The Card – Booklist (*Starred Review*)

“Nelson expertly captures the essence of each era … poignant and witty … readers who enjoy such emotionally textured books as Iris Rainer Dart's Beaches … will love Nelson's novel, too.” 

Every Christmas, for 20 years, two former college roommates, Diana Bourque and Jane Andrews, exchange the same card, summarizing their lives that year in one sentence. The two friends couldn't be more different. Jane is domestic, and pins her hopes on becoming the wife of handsome medical student David Johnson. Diana is the adventurous one, hoping someday to take over her father's newspaper.

After graduation, each woman discovers that dreams and real life often take two entirely different roads. Although men, employers, and the world in general spin out of control, Jane and Diana hold fast to the knowledge that they will always have their friendship, no matter what. 

As time passes, Nelson expertly captures the essence of each era with a few well-chosen, tantalizing details. Poignant and witty, this story drives home the point that although everyone's feelings and experiences seem unique, they do share universal patterns. Readers who enjoy such emotionally textured books as Iris Rainer Dart's Beaches (1985) or Kathleen Gilles Siedel's Till the Stars Fall (1994) will love Nelson's novel, too.

 

Family Value - Booklist

“Nelson has painted a sympathetic portrait of families with problems and issues … her keen eye for detail makes this novel a richly textured, realistic view of the modern American family.”

 

The house at 392 Chestnut Street is a duplex occupied by the DiDonatos and the Marshes. Life isn’t perfect for either family. Jay Marsh, an attorney, is dealing with his dying, estranged adoptive father. Jay’s wife, Carol, a probation officer working with juvenile offenders, oversees a kid who has become a neo-Nazi, and Carol’s whole family is put in harm’s way. Tony DiDonato, an unemployed college professor, has turned to salvaging and refurbishing furniture. His wife, Laura, a safety engineer, has found out that her company’s dangerous chemicals violate the law, but if she turns the company in, she’ll lose her much-needed job.

 

Nelson has painted a sympathetic portrait of families with problems and issues—many of them major. Her keen eye for detail makes this novel a richly textured, realistic view of the modern American family.

 

Running from the Puppet Master – Booklist (*Starred Review*)

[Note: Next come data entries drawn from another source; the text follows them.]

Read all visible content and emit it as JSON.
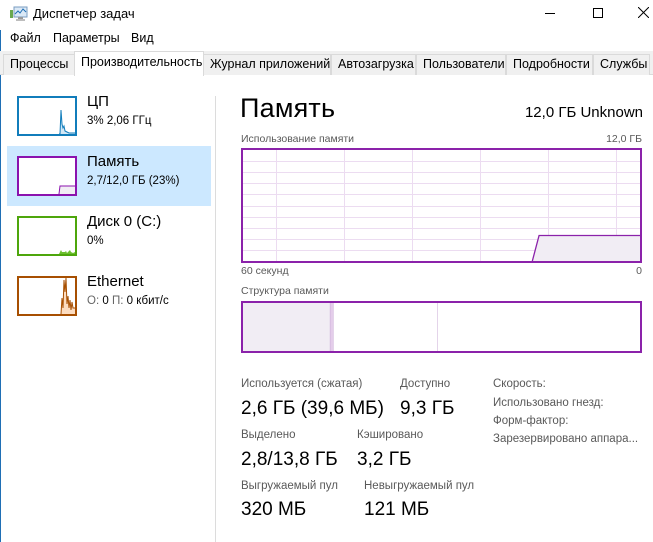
{
  "window": {
    "title": "Диспетчер задач",
    "icon": "task-manager-icon",
    "controls": {
      "minimize": "minimize-icon",
      "maximize": "maximize-icon",
      "close": "close-icon"
    }
  },
  "menu": [
    "Файл",
    "Параметры",
    "Вид"
  ],
  "tabs": [
    {
      "label": "Процессы",
      "active": false
    },
    {
      "label": "Производительность",
      "active": true
    },
    {
      "label": "Журнал приложений",
      "active": false
    },
    {
      "label": "Автозагрузка",
      "active": false
    },
    {
      "label": "Пользователи",
      "active": false
    },
    {
      "label": "Подробности",
      "active": false
    },
    {
      "label": "Службы",
      "active": false
    }
  ],
  "sidebar": {
    "items": [
      {
        "title": "ЦП",
        "subtitle": "3% 2,06 ГГц",
        "color": "#117dbb",
        "selected": false
      },
      {
        "title": "Память",
        "subtitle": "2,7/12,0 ГБ (23%)",
        "color": "#8b12ae",
        "selected": true
      },
      {
        "title": "Диск 0 (C:)",
        "subtitle": "0%",
        "color": "#4da60c",
        "selected": false
      },
      {
        "title": "Ethernet",
        "subtitle_send_label": "О:",
        "subtitle_send": "0",
        "subtitle_recv_label": "П:",
        "subtitle_recv": "0 кбит/с",
        "color": "#a74f01",
        "selected": false
      }
    ]
  },
  "main": {
    "title": "Память",
    "total": "12,0 ГБ Unknown",
    "usage_graph": {
      "label": "Использование памяти",
      "max_label": "12,0 ГБ",
      "x_left_label": "60 секунд",
      "x_right_label": "0",
      "accent": "#8b22aa",
      "fill": "#f1edf4",
      "grid": "#ecdcf1",
      "history_fraction": [
        0,
        0,
        0,
        0,
        0,
        0,
        0,
        0,
        0,
        0,
        0,
        0,
        0,
        0,
        0,
        0,
        0,
        0,
        0,
        0,
        0,
        0,
        0,
        0,
        0,
        0,
        0,
        0,
        0,
        0,
        0,
        0,
        0,
        0,
        0,
        0,
        0,
        0,
        0,
        0,
        0,
        0,
        0,
        0,
        0.23,
        0.23,
        0.23,
        0.23,
        0.23,
        0.23,
        0.23,
        0.23,
        0.23,
        0.23,
        0.23,
        0.23,
        0.23,
        0.23,
        0.23,
        0.23
      ]
    },
    "structure": {
      "label": "Структура памяти",
      "segments_fraction": [
        {
          "name": "in-use",
          "fraction": 0.22,
          "fill": "#f1edf4"
        },
        {
          "name": "modified",
          "fraction": 0.008,
          "fill": "#e4cdea"
        },
        {
          "name": "standby",
          "fraction": 0.262,
          "fill": "#ffffff"
        },
        {
          "name": "free",
          "fraction": 0.51,
          "fill": "#ffffff"
        }
      ]
    },
    "stats": {
      "in_use_label": "Используется (сжатая)",
      "in_use_value": "2,6 ГБ (39,6 МБ)",
      "available_label": "Доступно",
      "available_value": "9,3 ГБ",
      "committed_label": "Выделено",
      "committed_value": "2,8/13,8 ГБ",
      "cached_label": "Кэшировано",
      "cached_value": "3,2 ГБ",
      "paged_label": "Выгружаемый пул",
      "paged_value": "320 МБ",
      "nonpaged_label": "Невыгружаемый пул",
      "nonpaged_value": "121 МБ"
    },
    "info": [
      "Скорость:",
      "Использовано гнезд:",
      "Форм-фактор:",
      "Зарезервировано аппара..."
    ]
  }
}
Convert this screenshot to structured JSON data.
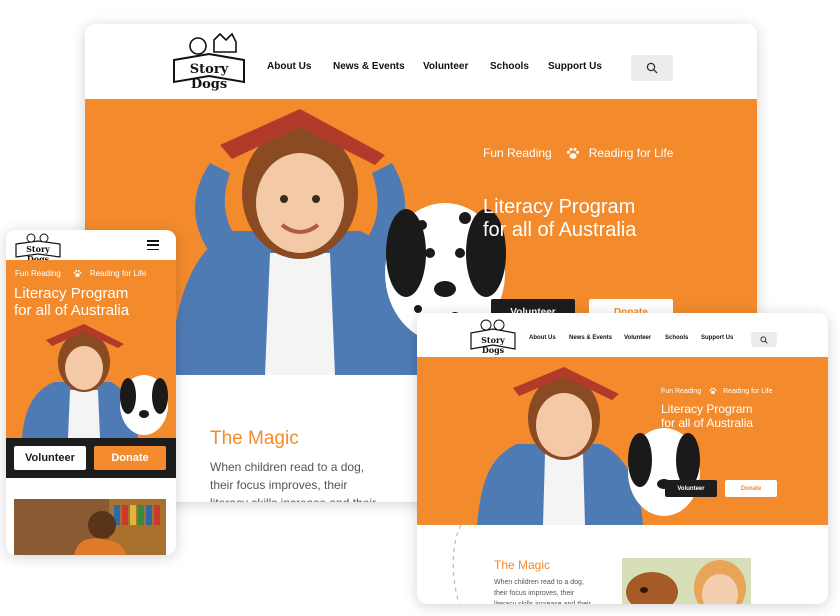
{
  "brand": {
    "logo_text": "Story Dogs"
  },
  "nav": {
    "items": [
      "About Us",
      "News & Events",
      "Volunteer",
      "Schools",
      "Support Us"
    ]
  },
  "hero": {
    "tag_left": "Fun Reading",
    "tag_right": "Reading for Life",
    "headline_line1": "Literacy Program",
    "headline_line2": "for all of Australia",
    "volunteer_label": "Volunteer",
    "donate_label": "Donate"
  },
  "magic": {
    "title": "The Magic",
    "text": "When children read to a dog, their focus improves, their literacy skills increase and their"
  },
  "colors": {
    "accent": "#f38b2c",
    "dark": "#1d1d1d"
  },
  "icons": [
    "search-icon",
    "paw-icon",
    "hamburger-menu-icon"
  ]
}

“Nelson has written a fun-to-read thriller … a real, Hitchcockian nail-biter.”

Sometimes you have to be careful what you wish for. Leah Stockbridge has achieved all of her dreams. She is an accomplished artist. She has two beautiful children with her husband, Jean-Luc Perroset, one of the richest, most powerful men in Europe. She can have any luxury she wants. There’s a golden tether tying her to her husband and limiting her freedom, but she tolerates it, even as she longs for her old life as a free-spirited artist.

But, little by little, Leah learns how her husband has manipulated her life, much the same way as he manipulates his collection of rare puppets. Worse yet, she discovers that not only is her husband evil and corrupt, he is also a murderer. Now he knows that she knows, and Leah must run for her life. Jean-Luc’s influence is worldwide, so the prospects of finding a safe haven are bleak.

Nelson has written a fun-to-read thriller with odd details about life in America (remember tonettes and A-bomb drills?), Paris, and Switzerland from the 1960s to the 1990s and a real, Hitcockian nail-biter.


Running from the Puppet Master – Publishers Weekly

Born in 1945 into a privileged New England family, Leah Stockbridge, the engaging heroine of this initially sluggish novel of romantic suspense from Swiss-American author Nelson (The Card), defies her parents' wishes by enrolling in a Boston art school instead of attending a liberal arts college. After a devastating personal tragedy, Leah moves to Paris to fulfill her desire to paint in the City of Light. There, she falls under the spell of a handsome Swiss banker, Jean-Luc Perroset, whom she eventually marries. Leah sets aside her artistic career to become the perfect Swiss wife, mother and chatelaine of a massive estate. 

The pace picks up as mysterious incidents start to befall Leah, and her fairy tale life with Jean-Luc unravels. Flashbacks to Leah's youth growing up in New England help heighten the suspense.

Website Builder